Scientists have created mini biological models of human primary liver cancers, known as organoids, in the lab for the first time. In a paper published in Nature Medicine, the tiny laboratory models of tumours were used to identify a new drug that could potentially treat certain types of liver cancer.
Artificial bile ducts grown in lab and transplanted into mice could help treat liver disease in children03 Jul 2017
Cambridge scientists have developed a new method for growing and transplanting artificial bile ducts that could in future be used to help treat liver disease in children, reducing the need for liver transplantation.
A University of Cambridge spin-out company has raised £7 million in new funding, which will help in the development of treatments for liver and lung disease.
There’s a nationwide shortage of suitable organs for transplanting – but what if some of those organs deemed ‘unsuitable’ could be rejuvenated? Researchers at Addenbrooke’s Hospital have managed just that – and last year gave two patients an unexpected Christmas present.
An experimental cystic fibrosis drug has been shown to prevent the disease’s damage to the liver, thanks to a world-first where scientists grew mini bile ducts in the lab.
Cambridge research that has for the first time successfully grown “mini-livers” from adult mouse stem cells has won the UK’s international prize for the scientific and technological advance with the most potential to replace, reduce or refine the use of animals in science (the 3Rs).
A new method for developing stem cells enables the production of liver and pancreatic cells in “clinically relevant” quantities for the first time, paving the way for regenerative therapies.
A new collaboration based at the University of Cambridge will aim to discover and develop new medicines to treat liver disease.

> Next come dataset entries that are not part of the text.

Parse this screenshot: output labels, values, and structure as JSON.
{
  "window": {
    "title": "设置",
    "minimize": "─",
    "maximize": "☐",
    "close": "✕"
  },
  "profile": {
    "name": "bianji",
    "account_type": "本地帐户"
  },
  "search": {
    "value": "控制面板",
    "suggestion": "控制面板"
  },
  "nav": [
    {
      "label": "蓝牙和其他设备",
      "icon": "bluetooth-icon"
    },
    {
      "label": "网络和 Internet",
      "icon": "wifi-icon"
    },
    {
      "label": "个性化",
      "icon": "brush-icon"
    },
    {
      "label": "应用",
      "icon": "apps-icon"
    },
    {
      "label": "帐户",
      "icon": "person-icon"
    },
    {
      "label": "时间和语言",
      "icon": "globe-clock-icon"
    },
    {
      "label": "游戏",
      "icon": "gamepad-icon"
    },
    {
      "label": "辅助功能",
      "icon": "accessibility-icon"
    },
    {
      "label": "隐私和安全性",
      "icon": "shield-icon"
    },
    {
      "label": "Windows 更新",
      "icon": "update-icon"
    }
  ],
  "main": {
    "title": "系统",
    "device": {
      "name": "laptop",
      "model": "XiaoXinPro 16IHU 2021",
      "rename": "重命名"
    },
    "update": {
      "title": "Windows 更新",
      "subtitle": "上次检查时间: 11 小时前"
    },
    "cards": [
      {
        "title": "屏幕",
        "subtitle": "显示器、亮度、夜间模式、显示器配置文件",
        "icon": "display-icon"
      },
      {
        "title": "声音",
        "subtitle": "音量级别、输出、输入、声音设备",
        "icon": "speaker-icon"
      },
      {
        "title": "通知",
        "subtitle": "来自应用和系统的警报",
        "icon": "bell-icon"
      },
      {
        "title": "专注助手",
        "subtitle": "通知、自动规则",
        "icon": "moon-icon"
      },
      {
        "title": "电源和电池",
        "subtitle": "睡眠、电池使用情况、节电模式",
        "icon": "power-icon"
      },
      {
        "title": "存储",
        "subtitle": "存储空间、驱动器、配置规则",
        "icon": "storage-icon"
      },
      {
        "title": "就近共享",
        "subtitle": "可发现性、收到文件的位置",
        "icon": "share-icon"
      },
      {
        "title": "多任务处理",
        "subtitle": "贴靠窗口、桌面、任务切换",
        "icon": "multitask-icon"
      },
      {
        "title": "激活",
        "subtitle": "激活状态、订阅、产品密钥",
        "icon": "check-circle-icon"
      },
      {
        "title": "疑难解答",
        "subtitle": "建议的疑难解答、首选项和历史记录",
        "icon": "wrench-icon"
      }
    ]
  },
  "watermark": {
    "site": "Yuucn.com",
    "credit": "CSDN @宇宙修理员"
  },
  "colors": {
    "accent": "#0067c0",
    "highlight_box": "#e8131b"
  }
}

Much hyped by the media, stem cells have tremendous power to improve human health. As part of the Cambridge Stem Cell Initiative, Dr Ludovic Vallier’s research in the Anne McLaren Laboratory for Regenerative Medicine shows how stem cells can further our understanding of disease and help deliver much-needed new treatments.